■ **Problem to solve**
Among the records below, find the lines with the word "Kick" and copy them.

Top of Task inputs

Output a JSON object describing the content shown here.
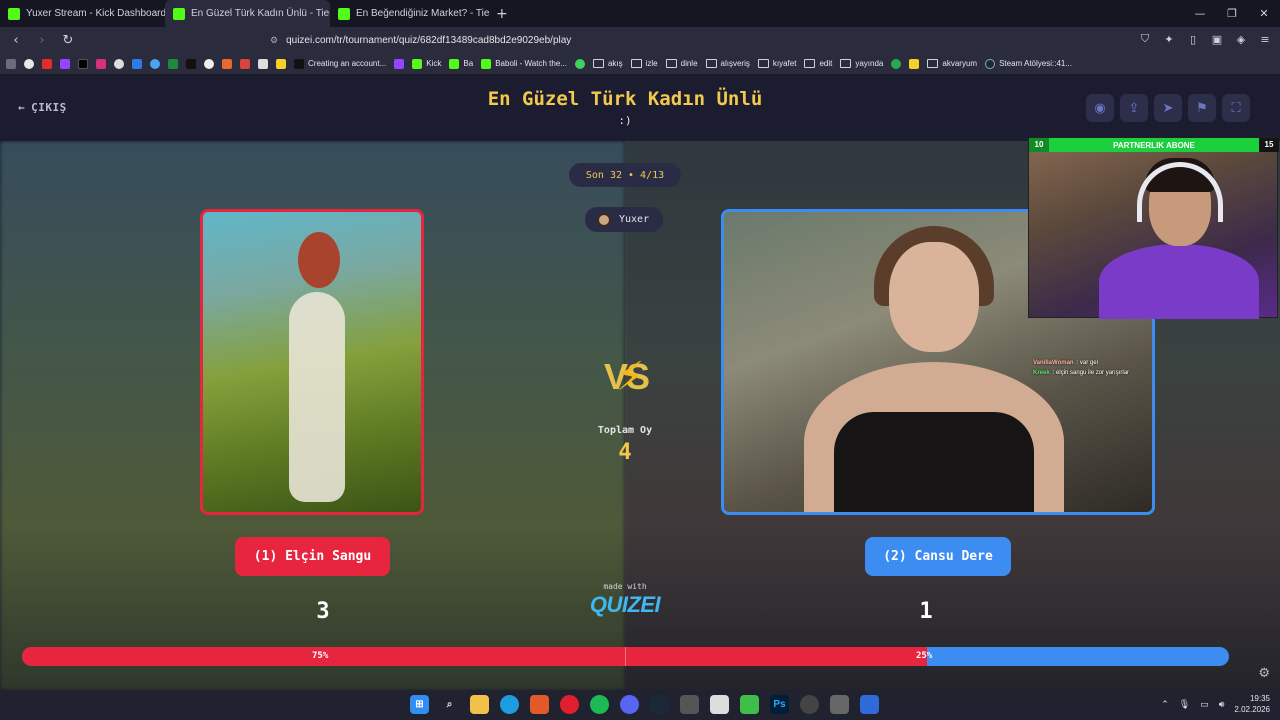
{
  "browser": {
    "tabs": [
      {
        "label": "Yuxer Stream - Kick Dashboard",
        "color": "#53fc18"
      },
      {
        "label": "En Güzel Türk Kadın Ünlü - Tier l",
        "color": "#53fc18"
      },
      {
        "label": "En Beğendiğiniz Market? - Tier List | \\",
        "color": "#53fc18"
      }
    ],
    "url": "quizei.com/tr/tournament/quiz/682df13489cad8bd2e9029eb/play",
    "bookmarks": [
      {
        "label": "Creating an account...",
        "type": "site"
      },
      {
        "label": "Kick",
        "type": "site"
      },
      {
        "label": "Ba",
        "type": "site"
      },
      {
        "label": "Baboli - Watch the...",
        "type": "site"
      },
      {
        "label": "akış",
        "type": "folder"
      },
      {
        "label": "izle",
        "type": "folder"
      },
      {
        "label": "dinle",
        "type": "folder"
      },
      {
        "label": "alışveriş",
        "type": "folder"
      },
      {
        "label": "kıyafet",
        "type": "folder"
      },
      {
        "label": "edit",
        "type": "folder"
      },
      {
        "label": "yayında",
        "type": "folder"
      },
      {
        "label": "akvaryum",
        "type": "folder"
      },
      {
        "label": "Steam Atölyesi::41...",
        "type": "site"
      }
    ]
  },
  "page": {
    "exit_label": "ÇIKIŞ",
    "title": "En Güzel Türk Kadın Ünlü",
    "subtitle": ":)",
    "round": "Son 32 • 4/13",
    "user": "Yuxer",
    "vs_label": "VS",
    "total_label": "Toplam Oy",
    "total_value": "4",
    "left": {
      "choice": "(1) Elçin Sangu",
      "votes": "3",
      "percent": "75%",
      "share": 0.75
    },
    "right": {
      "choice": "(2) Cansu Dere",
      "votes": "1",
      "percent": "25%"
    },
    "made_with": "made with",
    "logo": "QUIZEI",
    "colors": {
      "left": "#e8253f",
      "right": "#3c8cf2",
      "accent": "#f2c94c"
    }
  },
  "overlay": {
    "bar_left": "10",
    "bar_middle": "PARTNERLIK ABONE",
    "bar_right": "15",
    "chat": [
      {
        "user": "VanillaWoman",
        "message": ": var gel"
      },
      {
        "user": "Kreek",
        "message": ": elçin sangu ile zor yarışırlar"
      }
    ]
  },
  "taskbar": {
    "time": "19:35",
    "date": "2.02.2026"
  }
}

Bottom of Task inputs

■ **Task result**
        "label": "Yuxer Stream - Kick Dashboard",
        "label": "Kick",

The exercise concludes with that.